[Component data from apps and pages]
+===+
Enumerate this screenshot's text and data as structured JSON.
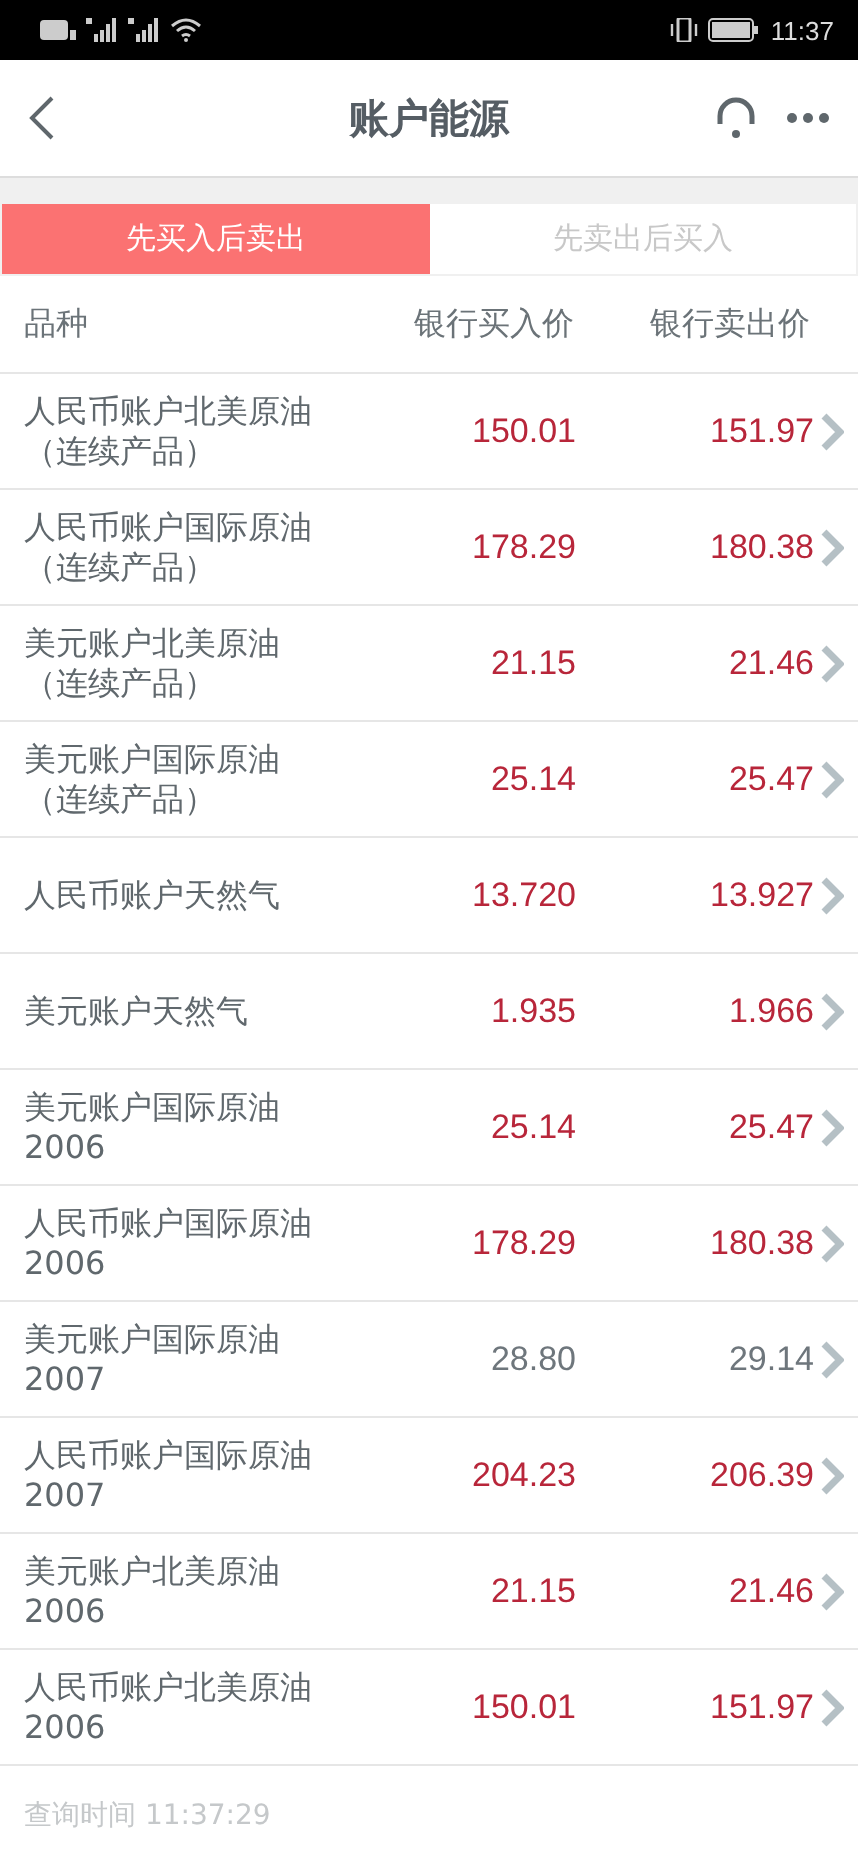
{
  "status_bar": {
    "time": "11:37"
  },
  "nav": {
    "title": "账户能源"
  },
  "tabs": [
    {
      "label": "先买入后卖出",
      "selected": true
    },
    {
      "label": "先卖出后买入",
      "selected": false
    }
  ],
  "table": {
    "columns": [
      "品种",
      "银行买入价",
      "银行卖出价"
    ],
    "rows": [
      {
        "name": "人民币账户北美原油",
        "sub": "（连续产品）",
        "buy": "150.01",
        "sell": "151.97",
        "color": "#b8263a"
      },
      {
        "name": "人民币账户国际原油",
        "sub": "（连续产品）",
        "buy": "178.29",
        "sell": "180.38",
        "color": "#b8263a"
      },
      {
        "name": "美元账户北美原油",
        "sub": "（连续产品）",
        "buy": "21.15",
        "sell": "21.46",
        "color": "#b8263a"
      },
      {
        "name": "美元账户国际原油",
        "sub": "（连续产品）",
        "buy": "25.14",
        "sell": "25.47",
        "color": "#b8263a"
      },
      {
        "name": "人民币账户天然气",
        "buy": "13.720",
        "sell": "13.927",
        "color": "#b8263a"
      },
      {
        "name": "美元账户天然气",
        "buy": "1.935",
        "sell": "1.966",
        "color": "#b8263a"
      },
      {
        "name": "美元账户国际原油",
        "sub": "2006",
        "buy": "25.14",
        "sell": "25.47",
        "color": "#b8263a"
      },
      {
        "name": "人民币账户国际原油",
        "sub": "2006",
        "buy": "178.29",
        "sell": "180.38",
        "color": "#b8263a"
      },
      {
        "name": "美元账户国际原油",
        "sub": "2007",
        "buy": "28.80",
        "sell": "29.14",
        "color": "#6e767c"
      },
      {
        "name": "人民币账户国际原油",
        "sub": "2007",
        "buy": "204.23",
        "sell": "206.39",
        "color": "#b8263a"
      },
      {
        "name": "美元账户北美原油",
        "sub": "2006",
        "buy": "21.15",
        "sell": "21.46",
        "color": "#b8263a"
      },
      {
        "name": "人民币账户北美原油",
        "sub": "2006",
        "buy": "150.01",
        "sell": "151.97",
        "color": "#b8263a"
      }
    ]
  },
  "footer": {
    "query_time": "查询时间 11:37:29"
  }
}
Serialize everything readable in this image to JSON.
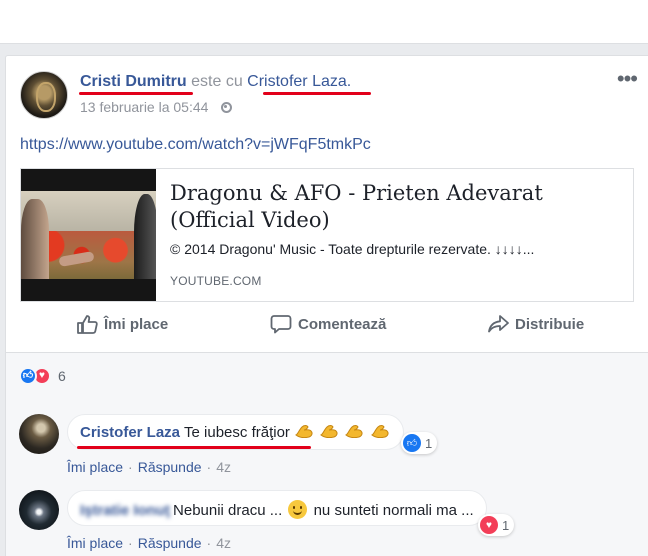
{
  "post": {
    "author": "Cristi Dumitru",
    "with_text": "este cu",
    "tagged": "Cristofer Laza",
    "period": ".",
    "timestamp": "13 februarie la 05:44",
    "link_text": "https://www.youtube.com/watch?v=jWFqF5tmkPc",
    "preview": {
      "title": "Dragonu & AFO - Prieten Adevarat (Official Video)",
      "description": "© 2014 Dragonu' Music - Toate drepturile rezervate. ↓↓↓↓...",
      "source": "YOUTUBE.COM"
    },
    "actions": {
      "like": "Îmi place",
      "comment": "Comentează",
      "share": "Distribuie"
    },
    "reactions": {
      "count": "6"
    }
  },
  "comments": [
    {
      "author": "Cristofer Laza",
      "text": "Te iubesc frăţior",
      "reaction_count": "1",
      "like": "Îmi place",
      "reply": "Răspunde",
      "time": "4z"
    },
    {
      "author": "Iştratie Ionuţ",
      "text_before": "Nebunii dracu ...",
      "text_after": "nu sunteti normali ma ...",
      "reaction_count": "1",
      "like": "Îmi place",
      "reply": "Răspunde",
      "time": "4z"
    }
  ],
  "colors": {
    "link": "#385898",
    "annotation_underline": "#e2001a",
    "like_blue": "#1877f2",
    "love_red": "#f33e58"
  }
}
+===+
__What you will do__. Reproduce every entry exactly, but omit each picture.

__Response to the exercise__.
Enumerate this screenshot's text and data as structured JSON.
{
  "status_bar": {
    "time": "11:37"
  },
  "nav": {
    "title": "账户能源"
  },
  "tabs": [
    {
      "label": "先买入后卖出",
      "selected": true
    },
    {
      "label": "先卖出后买入",
      "selected": false
    }
  ],
  "table": {
    "columns": [
      "品种",
      "银行买入价",
      "银行卖出价"
    ],
    "rows": [
      {
        "name": "人民币账户北美原油",
        "sub": "（连续产品）",
        "buy": "150.01",
        "sell": "151.97",
        "color": "#b8263a"
      },
      {
        "name": "人民币账户国际原油",
        "sub": "（连续产品）",
        "buy": "178.29",
        "sell": "180.38",
        "color": "#b8263a"
      },
      {
        "name": "美元账户北美原油",
        "sub": "（连续产品）",
        "buy": "21.15",
        "sell": "21.46",
        "color": "#b8263a"
      },
      {
        "name": "美元账户国际原油",
        "sub": "（连续产品）",
        "buy": "25.14",
        "sell": "25.47",
        "color": "#b8263a"
      },
      {
        "name": "人民币账户天然气",
        "buy": "13.720",
        "sell": "13.927",
        "color": "#b8263a"
      },
      {
        "name": "美元账户天然气",
        "buy": "1.935",
        "sell": "1.966",
        "color": "#b8263a"
      },
      {
        "name": "美元账户国际原油",
        "sub": "2006",
        "buy": "25.14",
        "sell": "25.47",
        "color": "#b8263a"
      },
      {
        "name": "人民币账户国际原油",
        "sub": "2006",
        "buy": "178.29",
        "sell": "180.38",
        "color": "#b8263a"
      },
      {
        "name": "美元账户国际原油",
        "sub": "2007",
        "buy": "28.80",
        "sell": "29.14",
        "color": "#6e767c"
      },
      {
        "name": "人民币账户国际原油",
        "sub": "2007",
        "buy": "204.23",
        "sell": "206.39",
        "color": "#b8263a"
      },
      {
        "name": "美元账户北美原油",
        "sub": "2006",
        "buy": "21.15",
        "sell": "21.46",
        "color": "#b8263a"
      },
      {
        "name": "人民币账户北美原油",
        "sub": "2006",
        "buy": "150.01",
        "sell": "151.97",
        "color": "#b8263a"
      }
    ]
  },
  "footer": {
    "query_time": "查询时间 11:37:29"
  }
}
Serialize everything readable in this image to JSON.
{
  "post": {
    "author": "Cristi Dumitru",
    "with_text": "este cu",
    "tagged": "Cristofer Laza",
    "period": ".",
    "timestamp": "13 februarie la 05:44",
    "link_text": "https://www.youtube.com/watch?v=jWFqF5tmkPc",
    "preview": {
      "title": "Dragonu & AFO - Prieten Adevarat (Official Video)",
      "description": "© 2014 Dragonu' Music - Toate drepturile rezervate. ↓↓↓↓...",
      "source": "YOUTUBE.COM"
    },
    "actions": {
      "like": "Îmi place",
      "comment": "Comentează",
      "share": "Distribuie"
    },
    "reactions": {
      "count": "6"
    }
  },
  "comments": [
    {
      "author": "Cristofer Laza",
      "text": "Te iubesc frăţior",
      "reaction_count": "1",
      "like": "Îmi place",
      "reply": "Răspunde",
      "time": "4z"
    },
    {
      "author": "Iştratie Ionuţ",
      "text_before": "Nebunii dracu ...",
      "text_after": "nu sunteti normali ma ...",
      "reaction_count": "1",
      "like": "Îmi place",
      "reply": "Răspunde",
      "time": "4z"
    }
  ],
  "colors": {
    "link": "#385898",
    "annotation_underline": "#e2001a",
    "like_blue": "#1877f2",
    "love_red": "#f33e58"
  }
}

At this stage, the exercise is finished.